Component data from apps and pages
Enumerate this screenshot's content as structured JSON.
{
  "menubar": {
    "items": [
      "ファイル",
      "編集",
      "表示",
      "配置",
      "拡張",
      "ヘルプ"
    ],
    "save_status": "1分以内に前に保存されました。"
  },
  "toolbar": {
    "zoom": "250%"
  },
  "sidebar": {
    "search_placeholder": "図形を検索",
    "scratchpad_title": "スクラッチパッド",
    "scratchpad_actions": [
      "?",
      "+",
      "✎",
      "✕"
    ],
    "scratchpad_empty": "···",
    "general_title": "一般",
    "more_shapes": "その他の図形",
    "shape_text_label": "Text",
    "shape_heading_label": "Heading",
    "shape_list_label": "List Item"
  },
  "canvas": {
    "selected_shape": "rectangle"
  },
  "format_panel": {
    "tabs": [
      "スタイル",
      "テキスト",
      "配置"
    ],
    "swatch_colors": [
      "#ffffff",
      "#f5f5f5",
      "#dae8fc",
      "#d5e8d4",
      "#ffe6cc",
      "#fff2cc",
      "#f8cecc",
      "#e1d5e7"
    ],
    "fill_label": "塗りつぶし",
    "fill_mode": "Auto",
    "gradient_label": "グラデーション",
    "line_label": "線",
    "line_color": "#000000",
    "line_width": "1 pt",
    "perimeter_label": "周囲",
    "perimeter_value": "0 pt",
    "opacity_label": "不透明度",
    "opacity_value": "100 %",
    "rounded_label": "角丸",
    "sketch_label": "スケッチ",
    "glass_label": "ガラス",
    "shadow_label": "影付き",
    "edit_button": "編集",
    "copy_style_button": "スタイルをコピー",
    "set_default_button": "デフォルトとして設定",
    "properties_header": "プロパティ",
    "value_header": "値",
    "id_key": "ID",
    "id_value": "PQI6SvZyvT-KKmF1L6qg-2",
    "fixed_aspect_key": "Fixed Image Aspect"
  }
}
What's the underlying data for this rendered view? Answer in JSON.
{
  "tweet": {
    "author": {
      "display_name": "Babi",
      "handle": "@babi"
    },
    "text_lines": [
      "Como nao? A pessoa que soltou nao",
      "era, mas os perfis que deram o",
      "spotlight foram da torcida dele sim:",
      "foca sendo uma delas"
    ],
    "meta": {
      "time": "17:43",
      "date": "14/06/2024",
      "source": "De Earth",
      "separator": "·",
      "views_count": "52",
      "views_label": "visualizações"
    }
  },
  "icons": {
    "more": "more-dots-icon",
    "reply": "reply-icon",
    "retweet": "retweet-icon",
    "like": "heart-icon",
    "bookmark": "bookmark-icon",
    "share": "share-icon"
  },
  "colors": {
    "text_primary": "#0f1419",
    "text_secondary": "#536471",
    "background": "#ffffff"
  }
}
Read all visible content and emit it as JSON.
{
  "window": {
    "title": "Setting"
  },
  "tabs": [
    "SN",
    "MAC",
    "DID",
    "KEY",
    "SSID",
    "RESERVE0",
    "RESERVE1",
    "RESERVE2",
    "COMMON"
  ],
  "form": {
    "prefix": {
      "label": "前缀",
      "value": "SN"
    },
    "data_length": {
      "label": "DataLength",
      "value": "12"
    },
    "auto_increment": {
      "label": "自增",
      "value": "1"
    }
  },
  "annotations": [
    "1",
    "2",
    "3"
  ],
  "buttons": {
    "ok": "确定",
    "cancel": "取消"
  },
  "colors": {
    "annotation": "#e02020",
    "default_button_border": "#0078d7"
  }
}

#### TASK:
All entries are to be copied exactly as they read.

#### TASK OUTPUT:
Enumerate this screenshot's content as structured JSON.
{
  "menubar": {
    "items": [
      "ファイル",
      "編集",
      "表示",
      "配置",
      "拡張",
      "ヘルプ"
    ],
    "save_status": "1分以内に前に保存されました。"
  },
  "toolbar": {
    "zoom": "250%"
  },
  "sidebar": {
    "search_placeholder": "図形を検索",
    "scratchpad_title": "スクラッチパッド",
    "scratchpad_actions": [
      "?",
      "+",
      "✎",
      "✕"
    ],
    "scratchpad_empty": "···",
    "general_title": "一般",
    "more_shapes": "その他の図形",
    "shape_text_label": "Text",
    "shape_heading_label": "Heading",
    "shape_list_label": "List Item"
  },
  "canvas": {
    "selected_shape": "rectangle"
  },
  "format_panel": {
    "tabs": [
      "スタイル",
      "テキスト",
      "配置"
    ],
    "swatch_colors": [
      "#ffffff",
      "#f5f5f5",
      "#dae8fc",
      "#d5e8d4",
      "#ffe6cc",
      "#fff2cc",
      "#f8cecc",
      "#e1d5e7"
    ],
    "fill_label": "塗りつぶし",
    "fill_mode": "Auto",
    "gradient_label": "グラデーション",
    "line_label": "線",
    "line_color": "#000000",
    "line_width": "1 pt",
    "perimeter_label": "周囲",
    "perimeter_value": "0 pt",
    "opacity_label": "不透明度",
    "opacity_value": "100 %",
    "rounded_label": "角丸",
    "sketch_label": "スケッチ",
    "glass_label": "ガラス",
    "shadow_label": "影付き",
    "edit_button": "編集",
    "copy_style_button": "スタイルをコピー",
    "set_default_button": "デフォルトとして設定",
    "properties_header": "プロパティ",
    "value_header": "値",
    "id_key": "ID",
    "id_value": "PQI6SvZyvT-KKmF1L6qg-2",
    "fixed_aspect_key": "Fixed Image Aspect"
  }
}
What's the underlying data for this rendered view? Answer in JSON.
{
  "tweet": {
    "author": {
      "display_name": "Babi",
      "handle": "@babi"
    },
    "text_lines": [
      "Como nao? A pessoa que soltou nao",
      "era, mas os perfis que deram o",
      "spotlight foram da torcida dele sim:",
      "foca sendo uma delas"
    ],
    "meta": {
      "time": "17:43",
      "date": "14/06/2024",
      "source": "De Earth",
      "separator": "·",
      "views_count": "52",
      "views_label": "visualizações"
    }
  },
  "icons": {
    "more": "more-dots-icon",
    "reply": "reply-icon",
    "retweet": "retweet-icon",
    "like": "heart-icon",
    "bookmark": "bookmark-icon",
    "share": "share-icon"
  },
  "colors": {
    "text_primary": "#0f1419",
    "text_secondary": "#536471",
    "background": "#ffffff"
  }
}
Read all visible content and emit it as JSON.
{
  "window": {
    "title": "Setting"
  },
  "tabs": [
    "SN",
    "MAC",
    "DID",
    "KEY",
    "SSID",
    "RESERVE0",
    "RESERVE1",
    "RESERVE2",
    "COMMON"
  ],
  "form": {
    "prefix": {
      "label": "前缀",
      "value": "SN"
    },
    "data_length": {
      "label": "DataLength",
      "value": "12"
    },
    "auto_increment": {
      "label": "自增",
      "value": "1"
    }
  },
  "annotations": [
    "1",
    "2",
    "3"
  ],
  "buttons": {
    "ok": "确定",
    "cancel": "取消"
  },
  "colors": {
    "annotation": "#e02020",
    "default_button_border": "#0078d7"
  }
}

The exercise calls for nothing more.